creatine kinase will be elevated
How is the presentation different for Becker's?
later onset with milder symptoms
What will muscle biopsy show in both DMD and BDM?
variation in muscle fiber size
icnreased endomysial CT
degeneration and necrosis of muscle fibers
some muscle fiber regeneration
eventually muscles are almost completely replaced by fat and CT
What is the treatment fo muscular dystrophies as of now?
immunosuppressives, but stem cells are in the works
Besides doing a muscle biopsy, what lab test could you do to test for DMD or BMD?
A western blot looking for dystrophin
it would be absent in DMD and reduced in BMD
What would you be able to see on IH staining of a female carrier for DMD?
Some muscle fibers won't have dystrophin
WHat is the most common form of ADULT dystrophy?
Describe myotonic dystrophy
Autosomal dominant disorder with increased CTG trinucleotide repeat sequences on chromosome 19
affects the mRNA for the dystrophia myotonia protein kinase (DMPK)
abnormalities of gait, which eventually progresses to weakness of the hand and wrist; facial muscle atrophy leads to a typical facial appearance with a sagging face, ptosis, and open mouth; other abnormalities include cataracts, frontal balding, gonadal atrophy, abnormal glucose tolerance, and cardiomyopathy
What will muscle biopsy show in myotonic dystrophy?
selective atrophy of the type 1 fibers as well as ring fibers (althouh not specific)
also elevated creatine kinase
What are two examples of ion channel myopathies?
1. period paralysis: hyperkalemic, hypokalemis or normokalemic
2. Malignant hyperpyrexia (inhalational anesthetics trigger uncontrolled release of caclium from skeletal muscle sarcoreticuli)
What will biopsy show in nemaline myopathy?
rod-shaped intracyctoplasmic inclusions called hemaline bodies
What are the three subgroups of inflammatory myopathies?
2. associated with systemic inflammatory disease -autoimmune
3. noninfectious inflammatory disease
What is dermatomyositis?
inflammatory disorder of skin and skeletal muscle
causes a violaceous discoloration of upper eyelids with periorbital edema and scaling erythematous eruption over knuckles elbows and knees
muscle weakness (proximal first)
20-25% have an underlying malignancy!!!! So check!!!!
pathogenesis probably due to immunologic injury to small blood vessels in skeletal muscle
you get perifascicular myocyte atrophy on biopsy.

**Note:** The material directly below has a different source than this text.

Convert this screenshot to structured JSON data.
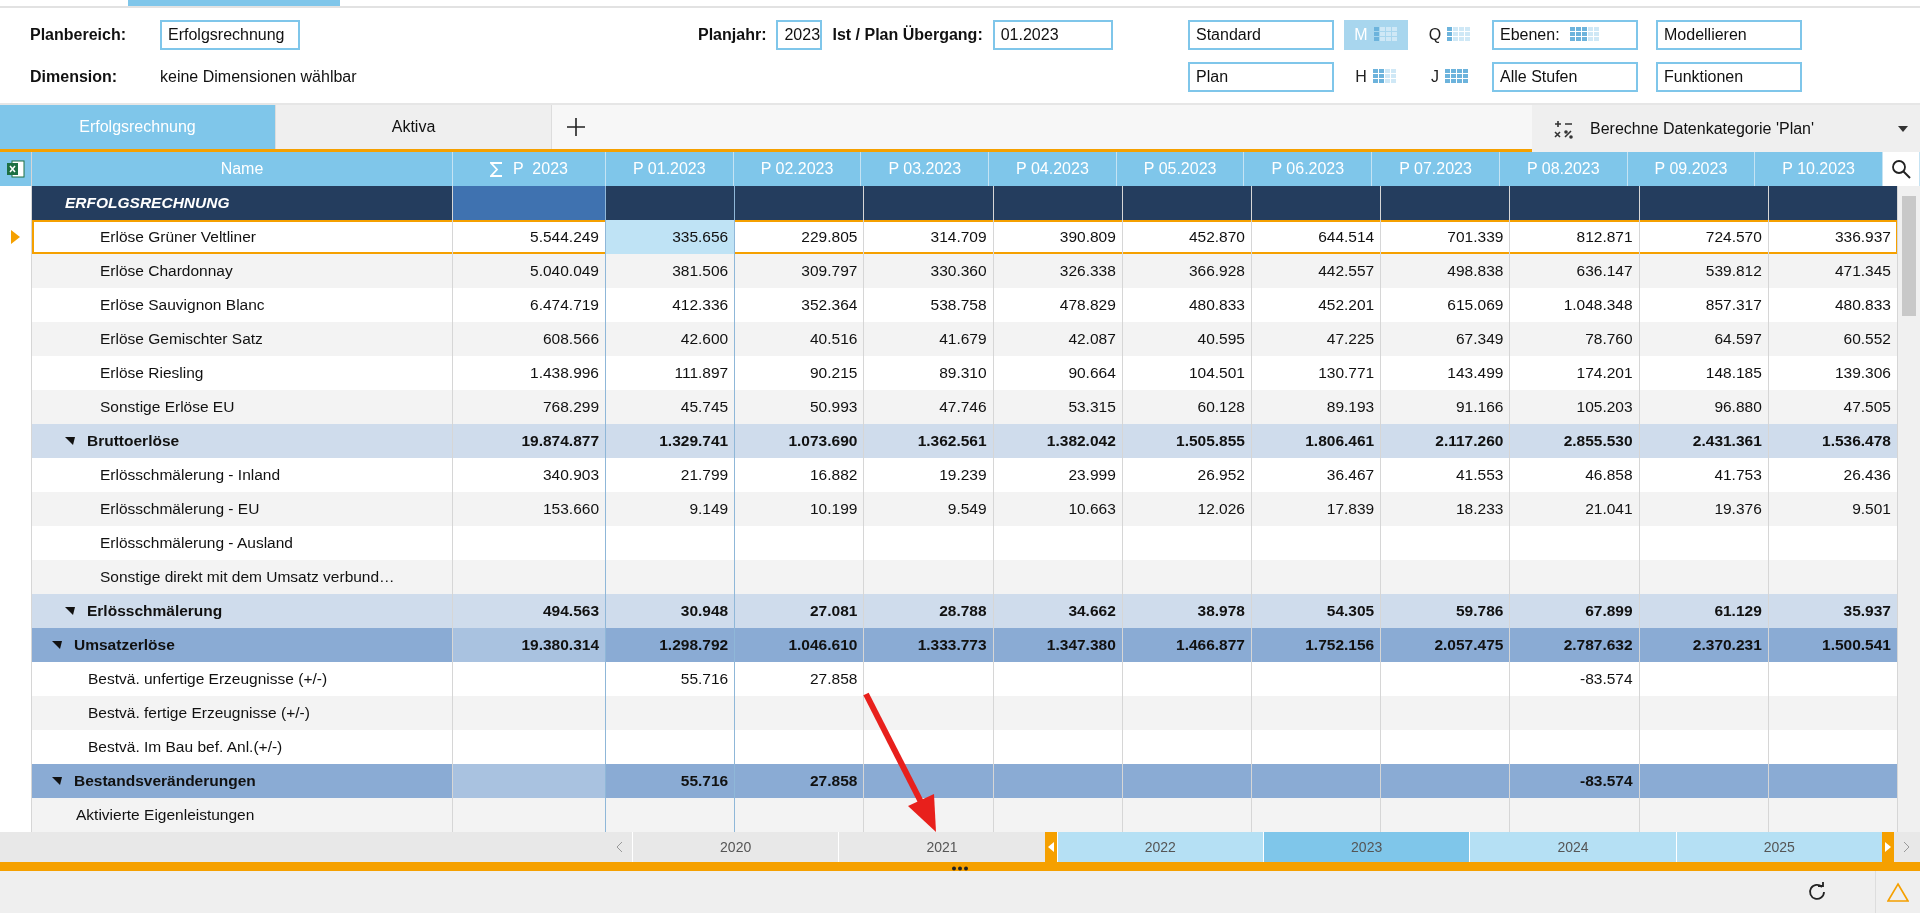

How is polymyositis different from dermatomyositis?
It doesn't involve the skin
pathogenesis may be caused by T-cell mediated injury of myocyts. Muscle biopsy shows lymphocytic inflammation surrounding and invading muscle fibers without th eperifascicular atrophy seen in dermatomyositis
What would you see in inclusino body myositis?

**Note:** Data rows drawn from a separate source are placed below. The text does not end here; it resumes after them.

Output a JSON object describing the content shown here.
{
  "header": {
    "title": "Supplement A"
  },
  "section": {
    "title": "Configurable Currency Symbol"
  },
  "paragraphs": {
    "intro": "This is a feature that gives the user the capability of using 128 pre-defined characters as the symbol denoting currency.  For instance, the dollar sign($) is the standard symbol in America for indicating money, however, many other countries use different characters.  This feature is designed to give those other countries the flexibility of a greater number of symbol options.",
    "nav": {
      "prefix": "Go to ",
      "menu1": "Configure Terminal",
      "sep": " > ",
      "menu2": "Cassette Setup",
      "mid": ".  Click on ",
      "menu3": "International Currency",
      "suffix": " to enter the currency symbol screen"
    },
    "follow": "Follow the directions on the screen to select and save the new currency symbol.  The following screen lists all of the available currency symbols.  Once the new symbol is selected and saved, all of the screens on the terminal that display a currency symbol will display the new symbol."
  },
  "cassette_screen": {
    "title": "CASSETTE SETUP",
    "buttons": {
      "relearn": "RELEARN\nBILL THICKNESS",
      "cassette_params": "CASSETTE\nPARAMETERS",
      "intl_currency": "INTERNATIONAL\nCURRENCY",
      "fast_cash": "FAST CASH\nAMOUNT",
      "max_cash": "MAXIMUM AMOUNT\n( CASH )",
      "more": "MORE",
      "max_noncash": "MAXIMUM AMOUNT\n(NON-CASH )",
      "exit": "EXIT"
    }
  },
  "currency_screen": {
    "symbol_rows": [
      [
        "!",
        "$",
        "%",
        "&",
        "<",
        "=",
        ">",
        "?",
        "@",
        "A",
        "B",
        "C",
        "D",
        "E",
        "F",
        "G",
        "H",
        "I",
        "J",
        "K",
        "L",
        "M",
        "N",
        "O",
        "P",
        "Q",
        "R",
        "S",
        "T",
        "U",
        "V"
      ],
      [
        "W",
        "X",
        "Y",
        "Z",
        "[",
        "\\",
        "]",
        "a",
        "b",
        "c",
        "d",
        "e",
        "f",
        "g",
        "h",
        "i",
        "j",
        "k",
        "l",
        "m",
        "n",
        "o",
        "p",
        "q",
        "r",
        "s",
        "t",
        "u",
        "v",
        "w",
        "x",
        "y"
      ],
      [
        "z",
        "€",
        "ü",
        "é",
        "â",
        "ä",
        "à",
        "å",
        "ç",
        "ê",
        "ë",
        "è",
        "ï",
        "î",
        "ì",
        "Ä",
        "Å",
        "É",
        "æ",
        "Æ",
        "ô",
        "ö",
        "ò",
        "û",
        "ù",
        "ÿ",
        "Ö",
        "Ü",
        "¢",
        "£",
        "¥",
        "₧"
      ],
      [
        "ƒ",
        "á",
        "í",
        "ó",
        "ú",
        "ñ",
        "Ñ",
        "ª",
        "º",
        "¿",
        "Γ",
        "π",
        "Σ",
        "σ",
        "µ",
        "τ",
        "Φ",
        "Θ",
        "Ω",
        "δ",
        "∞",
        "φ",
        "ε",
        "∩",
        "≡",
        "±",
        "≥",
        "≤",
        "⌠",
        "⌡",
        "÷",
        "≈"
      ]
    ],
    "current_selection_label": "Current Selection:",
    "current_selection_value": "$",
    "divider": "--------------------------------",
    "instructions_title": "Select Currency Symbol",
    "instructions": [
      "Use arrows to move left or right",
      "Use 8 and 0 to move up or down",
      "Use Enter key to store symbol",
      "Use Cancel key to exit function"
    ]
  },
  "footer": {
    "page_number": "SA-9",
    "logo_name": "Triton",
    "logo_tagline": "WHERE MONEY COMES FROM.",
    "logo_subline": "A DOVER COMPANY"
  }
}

you'll have a muscle biopsy that shows rimmed vacuoles in the muscle fibers with lymphocytic inflammatory infiltrates
it begins with distal muscles and can be asymmetric
How is thyroid hormone related fo muscle health?
hyperthyroidism is associated with muscle degeneration and necrosis with regeneration
In hypothyroidism patients may get muscle fiber atrophy
What acute muscle syndrome can binge drinking cause?
ethanol myopathy - an acute toxic syndrome of rhabdomyolysis with rapid breakdown of skeletal muscle
What are some drugs that can cause myopathies?
steroids (muscle type 2 fiber atrophy)
chloroquine (proximal myopathy)
Usually myasthenia gravis is an autoimmune disease with antibodies against eh acetylcholine receptor, but sometimes it's actually antibodies against what?
the muscle specific tyrosine kinase receptor (MuSK)
What associated disorder should you check for in someone with myasthenia gravis?
thmic problems: thymic hyperplasia or thymoma
What is a muscle disorder that is commonly seen as a paraneoplastic syndrome in small cell lung carcinoma?
Lambert-Eaton myasthenia syndrome
it's antibodies against the calcium channels so you don't get enough NT released and they have muscle weakness
What does creatine kinase do? WHat is it a marker of?
It converts creatine to phosphocreatine
\it has three isoenzymes CK-BB, CK-MB, CK-MM
skeletal muscle primarily expresses the MM and some MB.
as skeletal muscle is damaged and regeneration occurs, there is often increase MB expression
It's a marker for muscle cell damage
What is the primary issue with the myoglobin levels in rhabdomyolysis?
Myoglobin levels will be elevated, which can cause acute tubular necrosis with acute renal failure (myoglobinuria)